  • At the April 2019 OAH meeting, Sarah Igo won the Merle Curti Intellectual History Award for her book, The Known Citizen: A History of Privacy in Modern America (Harvard University Press, 2018). The Known Citizen was also named Washington Post's "50 notable works of non-fiction books in 2018."
  • William Caferro Petrarch's War: Florence and the Black Death in Context (Cambridge University Press, 2018) has won the book prize of the American Association of Italian Studies. (web page not up to date yet)
  • Three of our colleagues have been awarded Mellon Partners in Humanities Education Faculty Collaboration Funds (focusing on the digital humanities in the College of Arts & Science). Brandon Byrd , Pataj/Partage: Shared Visions Between Fisk and Haiti; Jane Landers for her project, Haiti: The Need to Know and Preserve the Past; Ole Molvig for his project, Historic Black Nashville in Augmented Reality. Molvig has also received an Immersion Scholar Grant from the College of Arts & Science for 2019-2021.
  • NEW BOOK! Jonathan Metzl, Dying of Whiteness: How the Politics of Racial Resentment Is Killing America's Heartland (Basic Books, 2019)
  • Frank Wcislo has just received the Richard Stites Senior Scholar Award awarded by the Southern Conference in Slavic Studies, the largest and oldest regional Slavic Studies organization in the country:
  • Celso Castilho's book, Slave Emancipation and Transformations in Brazilian Political Citizenship (University of Pittsburgh Press, 2016), has won a third award. In March 2018 this book was chosen as co-winner of the Roberto Reis Best Book Award for books published in Brazilian studies in 2016 and 2017.This work has previously been awarded the Bolton-Johnson and Warren Dean prizes from the Conference on Latin American History. 

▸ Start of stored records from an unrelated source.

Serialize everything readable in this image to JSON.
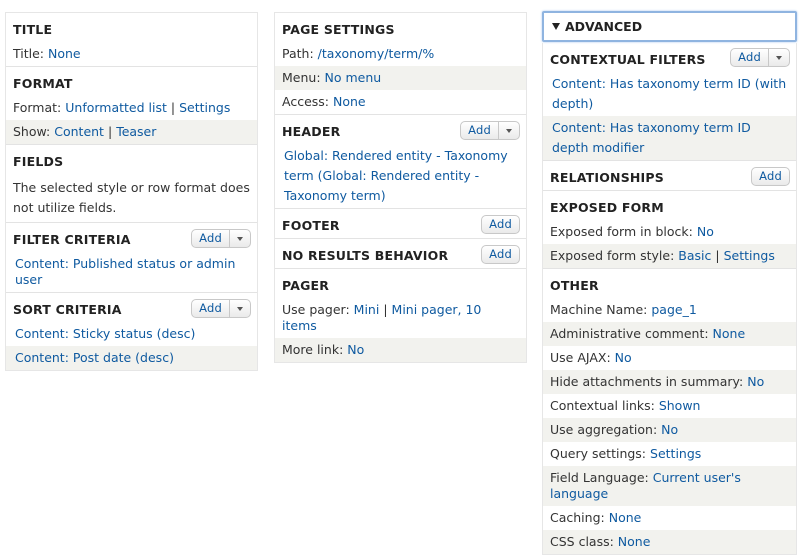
{
  "col1": {
    "title": {
      "heading": "TITLE",
      "label": "Title:",
      "value": "None"
    },
    "format": {
      "heading": "FORMAT",
      "format_label": "Format:",
      "format_value": "Unformatted list",
      "settings": "Settings",
      "show_label": "Show:",
      "show_value": "Content",
      "teaser": "Teaser"
    },
    "fields": {
      "heading": "FIELDS",
      "text": "The selected style or row format does not utilize fields."
    },
    "filter": {
      "heading": "FILTER CRITERIA",
      "add": "Add",
      "items": [
        "Content: Published status or admin user"
      ]
    },
    "sort": {
      "heading": "SORT CRITERIA",
      "add": "Add",
      "items": [
        "Content: Sticky status (desc)",
        "Content: Post date (desc)"
      ]
    }
  },
  "col2": {
    "page": {
      "heading": "PAGE SETTINGS",
      "path_label": "Path:",
      "path_value": "/taxonomy/term/%",
      "menu_label": "Menu:",
      "menu_value": "No menu",
      "access_label": "Access:",
      "access_value": "None"
    },
    "header": {
      "heading": "HEADER",
      "add": "Add",
      "item": "Global: Rendered entity - Taxonomy term (Global: Rendered entity - Taxonomy term)"
    },
    "footer": {
      "heading": "FOOTER",
      "add": "Add"
    },
    "noresults": {
      "heading": "NO RESULTS BEHAVIOR",
      "add": "Add"
    },
    "pager": {
      "heading": "PAGER",
      "use_label": "Use pager:",
      "use_value": "Mini",
      "use_detail": "Mini pager, 10 items",
      "more_label": "More link:",
      "more_value": "No"
    }
  },
  "col3": {
    "advanced": "ADVANCED",
    "contextual": {
      "heading": "CONTEXTUAL FILTERS",
      "add": "Add",
      "items": [
        "Content: Has taxonomy term ID (with depth)",
        "Content: Has taxonomy term ID depth modifier"
      ]
    },
    "relationships": {
      "heading": "RELATIONSHIPS",
      "add": "Add"
    },
    "exposed": {
      "heading": "EXPOSED FORM",
      "block_label": "Exposed form in block:",
      "block_value": "No",
      "style_label": "Exposed form style:",
      "style_value": "Basic",
      "settings": "Settings"
    },
    "other": {
      "heading": "OTHER",
      "rows": [
        {
          "label": "Machine Name:",
          "value": "page_1"
        },
        {
          "label": "Administrative comment:",
          "value": "None"
        },
        {
          "label": "Use AJAX:",
          "value": "No"
        },
        {
          "label": "Hide attachments in summary:",
          "value": "No"
        },
        {
          "label": "Contextual links:",
          "value": "Shown"
        },
        {
          "label": "Use aggregation:",
          "value": "No"
        },
        {
          "label": "Query settings:",
          "value": "Settings"
        },
        {
          "label": "Field Language:",
          "value": "Current user's language"
        },
        {
          "label": "Caching:",
          "value": "None"
        },
        {
          "label": "CSS class:",
          "value": "None"
        }
      ]
    }
  }
}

updated July 22, 2019. 

See many more announcements about Professors and Graduate Students here.